-- Exercise description --
Every line of the data below that holds the string "they" needs to be reported.
(Beginning of Stored data)
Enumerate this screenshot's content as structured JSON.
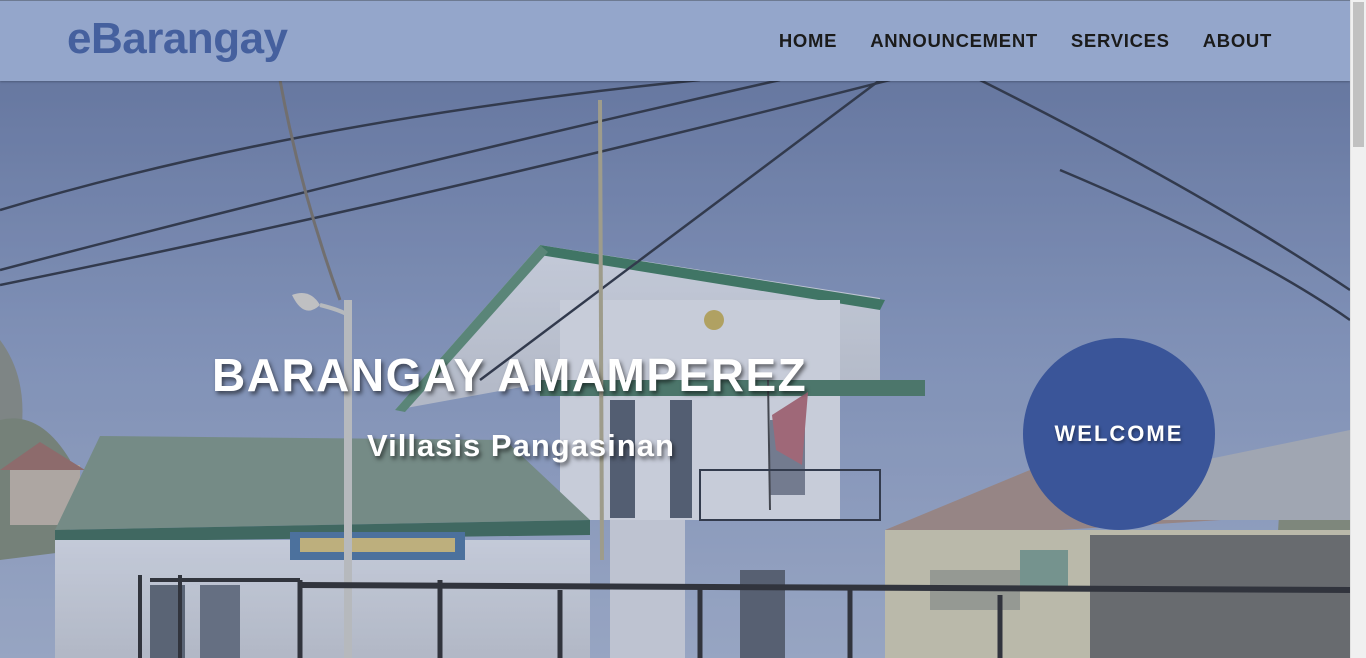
{
  "header": {
    "brand": "eBarangay",
    "nav": [
      {
        "label": "HOME"
      },
      {
        "label": "ANNOUNCEMENT"
      },
      {
        "label": "SERVICES"
      },
      {
        "label": "ABOUT"
      }
    ]
  },
  "hero": {
    "title": "BARANGAY AMAMPEREZ",
    "subtitle": "Villasis Pangasinan",
    "welcome_label": "WELCOME"
  },
  "colors": {
    "header_bg": "#94a6cb",
    "brand": "#45609e",
    "welcome_circle": "#3a5599"
  },
  "icons": {
    "hero_image": "barangay-hall-photo"
  }
}
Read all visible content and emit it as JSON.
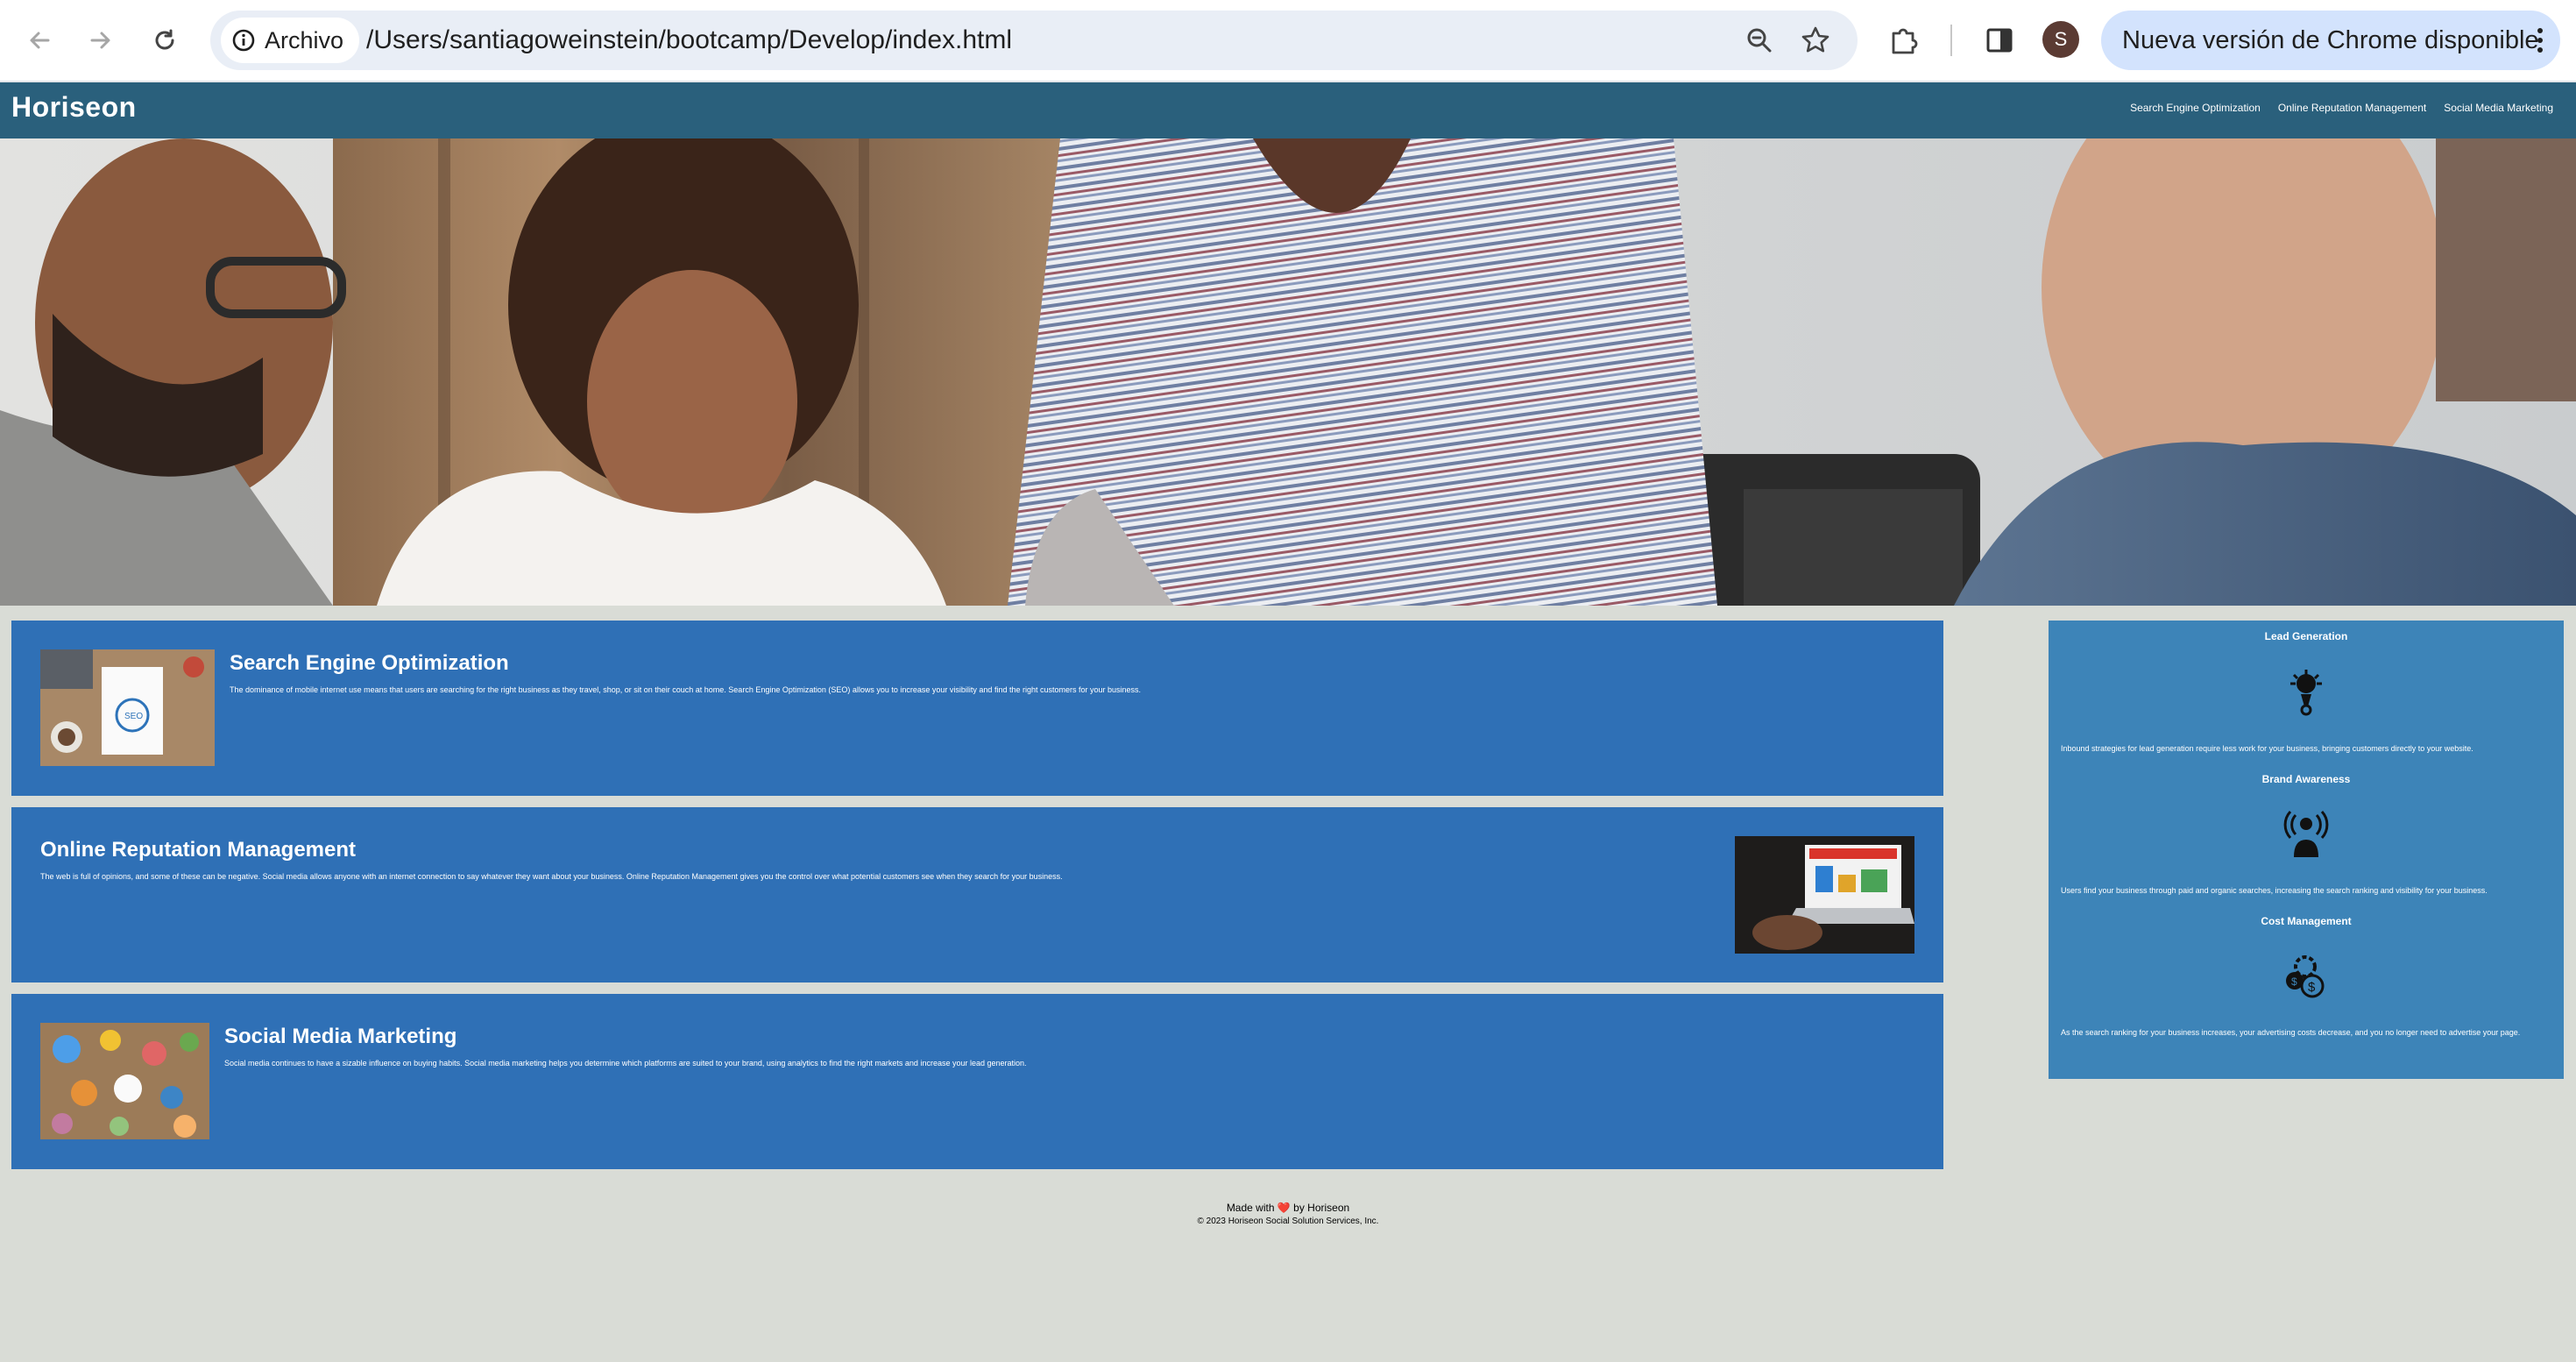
{
  "browser": {
    "site_chip_label": "Archivo",
    "url": "/Users/santiagoweinstein/bootcamp/Develop/index.html",
    "profile_initial": "S",
    "update_label": "Nueva versión de Chrome disponible"
  },
  "header": {
    "logo": "Horiseon",
    "nav": [
      "Search Engine Optimization",
      "Online Reputation Management",
      "Social Media Marketing"
    ]
  },
  "content": [
    {
      "title": "Search Engine Optimization",
      "text": "The dominance of mobile internet use means that users are searching for the right business as they travel, shop, or sit on their couch at home. Search Engine Optimization (SEO) allows you to increase your visibility and find the right customers for your business."
    },
    {
      "title": "Online Reputation Management",
      "text": "The web is full of opinions, and some of these can be negative. Social media allows anyone with an internet connection to say whatever they want about your business. Online Reputation Management gives you the control over what potential customers see when they search for your business."
    },
    {
      "title": "Social Media Marketing",
      "text": "Social media continues to have a sizable influence on buying habits. Social media marketing helps you determine which platforms are suited to your brand, using analytics to find the right markets and increase your lead generation."
    }
  ],
  "benefits": [
    {
      "title": "Lead Generation",
      "icon": "lead-generation-icon",
      "text": "Inbound strategies for lead generation require less work for your business, bringing customers directly to your website."
    },
    {
      "title": "Brand Awareness",
      "icon": "brand-awareness-icon",
      "text": "Users find your business through paid and organic searches, increasing the search ranking and visibility for your business."
    },
    {
      "title": "Cost Management",
      "icon": "cost-management-icon",
      "text": "As the search ranking for your business increases, your advertising costs decrease, and you no longer need to advertise your page."
    }
  ],
  "footer": {
    "made_with_prefix": "Made with",
    "heart": "❤️",
    "made_with_suffix": "by Horiseon",
    "copyright": "© 2023 Horiseon Social Solution Services, Inc."
  },
  "colors": {
    "header": "#2a607c",
    "card": "#2f70b6",
    "benefits": "#3d84b8",
    "page_background": "#d9dcd6"
  }
}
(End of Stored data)
-- Task answer --
      "text": "The dominance of mobile internet use means that users are searching for the right business as they travel, shop, or sit on their couch at home. Search Engine Optimization (SEO) allows you to increase your visibility and find the right customers for your business."
      "text": "The web is full of opinions, and some of these can be negative. Social media allows anyone with an internet connection to say whatever they want about your business. Online Reputation Management gives you the control over what potential customers see when they search for your business."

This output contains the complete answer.